Green Africa: Ethiopia


Ethiopia is made up of mountains, high plains, tropics and savannah,as well as vast deserts. This geographical diversity makes for for a comparable diversity of ethnic groups, languages, traditions and lifestyles that make Ethiopia a country rich in culture. Reminiscent of the moon’s arid surface, the Danakil Depression turns suddenly into a great rise like the Simien Mountains.

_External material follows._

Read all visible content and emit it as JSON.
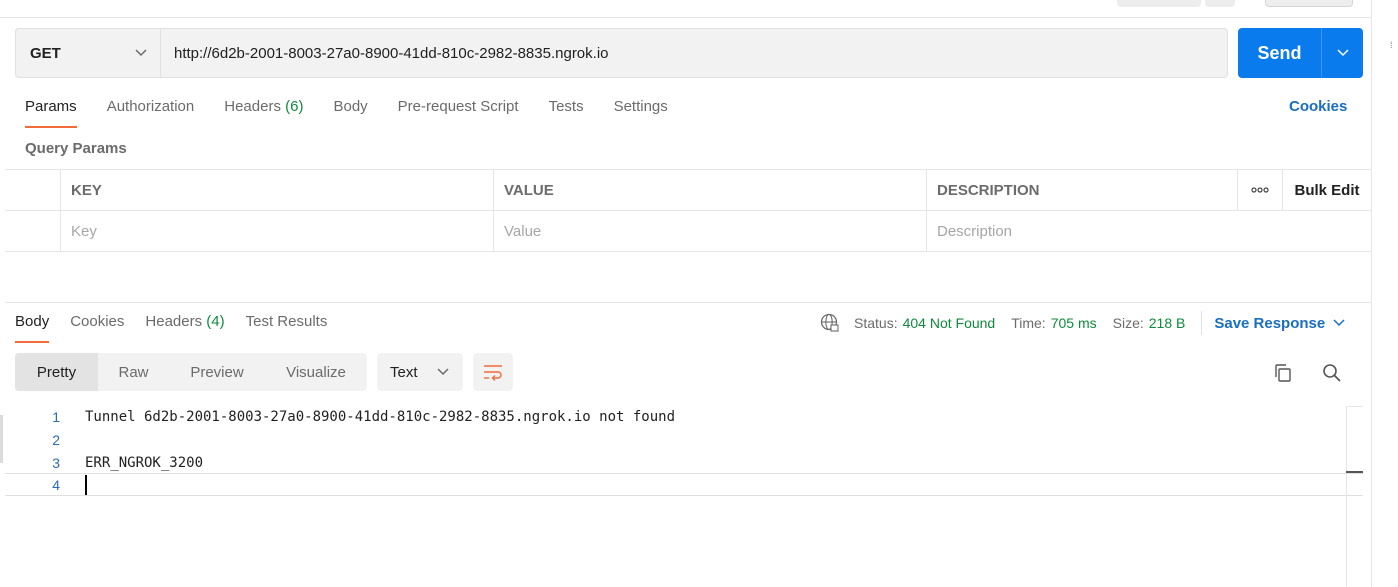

Several sites in Ethiopia are on UNESCO’s world heritage list. The rock-carved Lalibela Churches, the Castle of Gondar, and the monasteries on the Lake Tana islands are just a few of the places waiting to be discovered in all their glory. Cradle of man Ethiopia is bursting with traces of the world’s oldest settlements. So many of them that the history of man on these lands dates back three million years. The Emperor Ezana’s conversion to Christianity in 330 A.D. marked a sharp turning point in the country’s history. Today some of the world’s oldest churches can be found in Ethiopia.

Near Lake Turkana in the southwest of the country near the border with Kenya lies the Omo Valley with its colorful and highly distinctive tribal peoples. These tribes, which number more or less twenty, all speak a different language, and you can only tell which tribe a person belongs to from his hairstyle or accessories and the paint and tattoos on his body.

As you travel to the east of the country the famous Bale Mountains loom before you, habitat to hundreds of endemic plant species and wild animals. The lakes here, Africa’s largest, teem with the most terrifying crocodiles. The city of Dire Dawa near Somalia is the point of departure for the famous train built by the French to connect Djibouti and Ethiopia. Not far away is the city of Harrare, once the residence of adventurers like Burton, Rimbaud, and Monfried. Here too is the sacred city famous for its centuries-old mosques.

In the north of the country stretches the Afar, one of the most arid regions in the world. Formed when magma spewed by volcanoes came into a contact with various minerals, this valley is literally casts a spell on visitors. The most arid point in the region meanwhile is the Danakil Depression some 120 meters below sea level. Those who see the colorful volcanoes here are awestruck.

A staple of Ethiopian cuisine is injera, a kind of crepe that is served with other dishes. A mixture of garlic, ginger, onions, cloves, cinnamon and cardamom in specific proportions, injera is served with an appetizing hot sauce called berbere.

Coffee is regarded as a national heritage in Ethiopia, where you will encounter coffee ceremonies throughout the day. It is traditional to down several cups one after the other when coffee, a symbol of hospitality, is served.

There are even a few grain species that are unique to Ethiopia and not grown elsewhere.

SEDA MEŞELİ (Traveler )
“Approximately sixty percent of the Ethiopian population is Christian and almost one-third Muslim. In a country where the culture of living together is highly advanced, people take pains to fulfill the practical requirements of their religious beliefs. The Christians’ strict avoidance of meat on Wednesdays and Fridays is just one example.”

Turkish Airlines has Istanbul-Addis Ababa flights in both directions everyday of the week. Departure times are 6:50 p.m. from Istanbul and 1:15 a.m. from Addis Ababa. For information:

A capital energized by the lively rhythms of local music, Addis Ababa is a good starting point for Ethiopia tours. It can be quite cool here due to the 2,400-meter elevation. Addis Ababa, where you can find hotels and restaurants to meet a range of different expectations, is also home to the Merkato, one of Africa’s largest markets.